UPDATE: July 19, 2019: J.C. Penney on Friday afternoon released a statement "in light of recent reports," confirming that it is working with outside strategic advisers on its finances. "As a public company, we routinely hire external advisors to evaluate opportunities for the Company. By working with some of the best firms in the industry, we are taking positive and proactive measures, as we have done in the past, to improve our capital structure and the long-term health of our balance sheet," the statement said. "We have no significant debt maturities coming due in the near term, and we continue to maintain a strong liquidity position. Also, given our strong liquidity position we can confirm that we have not hired any advisors to prepare for an in-court restructuring or bankruptcy."
J.C. Penney is mulling debt restructuring with the help of financial advisers, Reuters reported on Thursday, citing unnamed sources.
Any move would be designed to keep the struggling department store on track in its long-running turnaround and to avoid bankruptcy, according to the report.
The department store is heaped with long-term debt of $3.8 billion and quarterly interest expenses of $73 million, as of the first quarter, and was downgraded by Moody's at the end of May.
J.C. Penney lately has seen more turnover than turnaround, despite recovery efforts that have now lasted years.
The retailer has been grappling with a challenged department store model, its own over-built footprint, its place in too many sub-par malls and a c-suite with a revolving CEO door. Most recently CEO Jill Soltau joined late last year from crafts retailer Joann after the sudden exit of Marvin Ellison. In May, in reporting the retailer's first quarter results, she emphasized the company's efforts to forge a strategic plan, reduce inventory, retool its assortment and fill out its management ranks.
At that time Penney also had $171 million in cash and $1.6 billion available through revolving credit agreements, but it clearly needs more time than what that can buy. The debt threatens to overwhelm its other challenges, according to GlobalData Retail Managing Director Neil Saunders, who called any restructuring effort "one of the last rolls of the dice" available to the retailer.

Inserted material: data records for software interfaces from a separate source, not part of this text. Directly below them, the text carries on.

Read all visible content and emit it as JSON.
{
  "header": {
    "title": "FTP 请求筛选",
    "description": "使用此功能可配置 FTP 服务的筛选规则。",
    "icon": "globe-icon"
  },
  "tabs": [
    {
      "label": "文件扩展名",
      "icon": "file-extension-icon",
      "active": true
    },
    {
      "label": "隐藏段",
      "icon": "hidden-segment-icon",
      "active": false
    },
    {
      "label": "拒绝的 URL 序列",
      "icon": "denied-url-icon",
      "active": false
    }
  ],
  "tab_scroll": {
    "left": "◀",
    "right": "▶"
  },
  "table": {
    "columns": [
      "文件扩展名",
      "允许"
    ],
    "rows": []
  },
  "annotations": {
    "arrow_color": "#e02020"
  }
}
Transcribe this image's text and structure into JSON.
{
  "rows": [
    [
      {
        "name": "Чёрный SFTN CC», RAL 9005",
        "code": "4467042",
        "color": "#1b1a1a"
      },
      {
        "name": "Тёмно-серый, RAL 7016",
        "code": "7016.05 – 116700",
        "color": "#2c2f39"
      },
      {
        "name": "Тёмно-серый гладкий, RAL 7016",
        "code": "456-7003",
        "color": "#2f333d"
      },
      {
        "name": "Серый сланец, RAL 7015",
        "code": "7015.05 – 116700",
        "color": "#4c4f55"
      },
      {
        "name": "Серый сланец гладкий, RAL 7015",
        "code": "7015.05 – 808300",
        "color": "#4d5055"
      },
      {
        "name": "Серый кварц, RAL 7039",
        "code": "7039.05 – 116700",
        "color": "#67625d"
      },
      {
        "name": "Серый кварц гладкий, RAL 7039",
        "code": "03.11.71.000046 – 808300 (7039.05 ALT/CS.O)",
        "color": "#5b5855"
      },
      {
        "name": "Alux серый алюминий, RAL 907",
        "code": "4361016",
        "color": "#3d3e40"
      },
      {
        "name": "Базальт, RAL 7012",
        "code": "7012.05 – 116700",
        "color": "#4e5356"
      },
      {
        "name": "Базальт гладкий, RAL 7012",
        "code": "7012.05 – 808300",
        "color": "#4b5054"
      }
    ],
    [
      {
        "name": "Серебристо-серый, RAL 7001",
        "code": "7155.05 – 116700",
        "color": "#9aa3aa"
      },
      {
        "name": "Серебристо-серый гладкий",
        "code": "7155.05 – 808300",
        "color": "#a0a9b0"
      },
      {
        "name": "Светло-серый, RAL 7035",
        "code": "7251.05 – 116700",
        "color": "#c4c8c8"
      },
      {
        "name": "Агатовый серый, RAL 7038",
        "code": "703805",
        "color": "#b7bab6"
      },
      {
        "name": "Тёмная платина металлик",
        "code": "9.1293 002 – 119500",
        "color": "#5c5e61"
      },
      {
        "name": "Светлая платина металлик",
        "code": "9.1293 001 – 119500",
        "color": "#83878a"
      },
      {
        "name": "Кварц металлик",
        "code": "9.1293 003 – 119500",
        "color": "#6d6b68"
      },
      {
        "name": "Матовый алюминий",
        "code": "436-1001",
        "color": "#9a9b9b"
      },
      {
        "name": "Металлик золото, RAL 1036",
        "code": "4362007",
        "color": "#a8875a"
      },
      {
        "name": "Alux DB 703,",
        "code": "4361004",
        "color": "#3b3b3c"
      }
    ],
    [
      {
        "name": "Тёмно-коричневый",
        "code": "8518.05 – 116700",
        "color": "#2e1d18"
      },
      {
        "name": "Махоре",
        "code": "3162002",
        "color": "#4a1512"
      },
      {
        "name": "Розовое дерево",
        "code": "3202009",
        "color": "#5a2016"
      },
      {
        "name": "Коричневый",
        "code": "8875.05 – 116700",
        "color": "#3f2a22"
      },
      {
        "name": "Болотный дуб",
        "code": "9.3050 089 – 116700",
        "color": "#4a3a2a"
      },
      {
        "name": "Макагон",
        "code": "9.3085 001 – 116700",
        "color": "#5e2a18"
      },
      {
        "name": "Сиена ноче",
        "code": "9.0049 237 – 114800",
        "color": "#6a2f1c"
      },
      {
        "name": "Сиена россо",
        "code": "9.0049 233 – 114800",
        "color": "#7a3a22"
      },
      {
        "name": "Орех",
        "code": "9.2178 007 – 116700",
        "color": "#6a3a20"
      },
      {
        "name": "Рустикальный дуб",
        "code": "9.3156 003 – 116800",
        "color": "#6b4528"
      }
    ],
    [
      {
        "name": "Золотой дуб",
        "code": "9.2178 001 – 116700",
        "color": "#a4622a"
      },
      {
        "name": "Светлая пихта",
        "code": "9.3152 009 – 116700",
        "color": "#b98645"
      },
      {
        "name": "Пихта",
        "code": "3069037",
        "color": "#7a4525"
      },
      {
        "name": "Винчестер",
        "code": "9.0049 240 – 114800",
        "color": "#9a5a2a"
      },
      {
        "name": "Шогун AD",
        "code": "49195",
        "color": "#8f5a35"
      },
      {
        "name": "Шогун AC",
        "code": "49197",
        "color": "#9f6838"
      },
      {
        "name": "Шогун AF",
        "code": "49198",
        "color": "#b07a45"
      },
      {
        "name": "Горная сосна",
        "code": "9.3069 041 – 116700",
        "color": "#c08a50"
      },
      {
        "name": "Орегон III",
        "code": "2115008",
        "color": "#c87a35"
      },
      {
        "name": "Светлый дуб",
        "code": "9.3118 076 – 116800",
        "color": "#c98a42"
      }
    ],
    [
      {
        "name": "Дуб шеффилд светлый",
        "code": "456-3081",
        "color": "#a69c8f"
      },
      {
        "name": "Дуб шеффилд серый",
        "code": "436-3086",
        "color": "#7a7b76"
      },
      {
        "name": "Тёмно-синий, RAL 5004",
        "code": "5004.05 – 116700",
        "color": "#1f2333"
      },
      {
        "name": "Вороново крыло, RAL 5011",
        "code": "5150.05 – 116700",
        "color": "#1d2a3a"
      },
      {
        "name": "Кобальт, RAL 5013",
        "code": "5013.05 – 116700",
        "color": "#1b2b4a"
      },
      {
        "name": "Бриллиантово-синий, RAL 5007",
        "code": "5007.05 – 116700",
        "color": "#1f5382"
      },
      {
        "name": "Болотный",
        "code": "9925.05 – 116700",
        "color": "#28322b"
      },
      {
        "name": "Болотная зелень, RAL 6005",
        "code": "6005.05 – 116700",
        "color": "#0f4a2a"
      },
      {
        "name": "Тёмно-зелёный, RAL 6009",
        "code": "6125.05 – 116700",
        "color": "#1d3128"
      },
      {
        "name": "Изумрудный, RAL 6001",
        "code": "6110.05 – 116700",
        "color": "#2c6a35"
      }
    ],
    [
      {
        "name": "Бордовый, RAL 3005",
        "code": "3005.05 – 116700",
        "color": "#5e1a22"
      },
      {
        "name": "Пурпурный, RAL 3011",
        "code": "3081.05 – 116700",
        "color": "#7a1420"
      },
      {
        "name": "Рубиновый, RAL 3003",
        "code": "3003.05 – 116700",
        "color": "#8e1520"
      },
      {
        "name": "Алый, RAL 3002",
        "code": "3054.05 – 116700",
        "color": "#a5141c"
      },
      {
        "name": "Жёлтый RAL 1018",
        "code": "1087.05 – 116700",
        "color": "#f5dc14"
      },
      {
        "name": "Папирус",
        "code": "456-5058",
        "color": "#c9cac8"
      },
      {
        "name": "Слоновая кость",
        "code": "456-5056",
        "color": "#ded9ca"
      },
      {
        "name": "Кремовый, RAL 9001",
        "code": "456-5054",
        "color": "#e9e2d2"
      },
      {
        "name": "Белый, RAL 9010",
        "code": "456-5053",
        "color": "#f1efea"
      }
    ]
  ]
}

"JCP has a great many issues that need to be resolved, but the debt is an ever-present threat to the viability of the business," he told Retail Dive in an email. "It has stopped them making investments in the business and managing it has diverted attention away from day-to-day operations. Restructuring won't necessarily save JCP, but it will buy them time and allow management to develop plans to improve trading."